While the rate of cyber attacks is certainly on the increase, has the nature of the breaches changed? The answer to the question lies in the different types of breaches and attacks that occurred in 2014.
2014: The year of sophistication
While the types of attacks, for example distributed denial of service (DDoS) attacks, which seek to disrupt systems and services by crashing an organisation’s website, have not changed, the sophistication of the hackers and their techniques have developed.
These attackers evolve quicker than cyber security, finding new and more cunning techniques to get what they want. They have also devised new evasion tactics, such as polymorphic techniques that generate attacks that do not look the same, thereby bypassing detection systems.
Last year also saw a number of instances of hacktivism, which is essentially akin to civil disobedience in cyber space; why hold up a banner that can be seen by hundreds, when you can deface a website that could be seen by millions? The motivations of hacktivists include political issues, promoting free speech or supporting human rights. Although, it could be argued that these ‘hacktivists’ seldom have politically motivated reasons for staging such attacks.
The most recent event – the leaking of communications between actors and producers, studio executives, confidential data and private documents, as well as posting five movies on file sharing sites, is believed to be a reaction to the movie The Interview about a plot to assassinate North Korea’s leader, though the real attack vector and motivation for the Sony hack may never become clear.
Hackers also posted numerous screenplays online and ultimately succeeded in the delayed airing of the controversial comedy. Given that Sony has endured some 15 high profile breaches, could this lead to the creation of a new verb? When a major organisation becomes the victim of a cyber attack, will the commentary say they have been “Sony’d”?
The final type of attacker can be found inside the organisation and can be malicious or accidental. In the latter case, employees are often the weakest link of the cyber security chain and need to be properly educated in terms of usage, access, passwords and patching and apply technology security solutions to enforce these business policies. This is particularly important given trends like BYOD and Shadow IT.
Basics of cyber defence
Despite the evolution of hackers, cyber criminals and their tactics, the constraints and challenges that organisations face in terms of security remain the same. IT departments face the challenge of the so-called Iron Triangle; time, cost, quality and often have to try to balance all three. In addition, the basic tenets of cyber security also are unchanged. IT teams are required to anticipate and monitor issues before they impact business, and then manage them as they emerge in order to limit their impact.
As a result, organisations need to implement and deploy the right procedures and response strategy. These plans and tactics are not just the responsibility of the IT security team; instead, buy-in and support is required throughout the company, especially at board level.
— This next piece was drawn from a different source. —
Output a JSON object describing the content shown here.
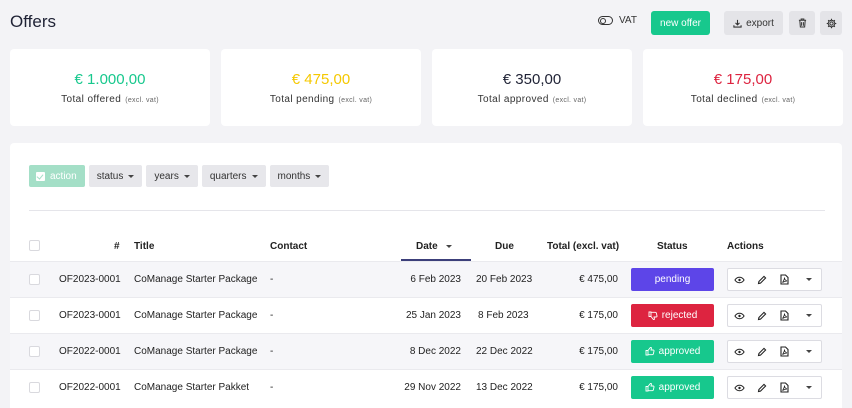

This strategy may differ depending on the business and the information that is secured, but there are five key elements that should be included. These include fast breach identification; contained and isolated localisation of issues; rapid and automated
resolution; constant productivity with no loss of user hours; and full incident lifecycle visibility to support impact analysis and the inevitable regulatory reporting.
One of the key aspects of any strategy is the presence of actionable intelligence to guide its continued effectiveness. This can be gathered externally or post attack effectively learning from past breaches.
2014 will be known for the year that hacking got serious and took centre stage on a global level. Going forward, threats and cyber criminals will continue to evolve and get better at beating defences and it is up to IT security teams, as well as the board, to learn from past breaches and attacks and tailor their defence strategy while keeping the basics strong.
John Green is business and technology development director at Accumuli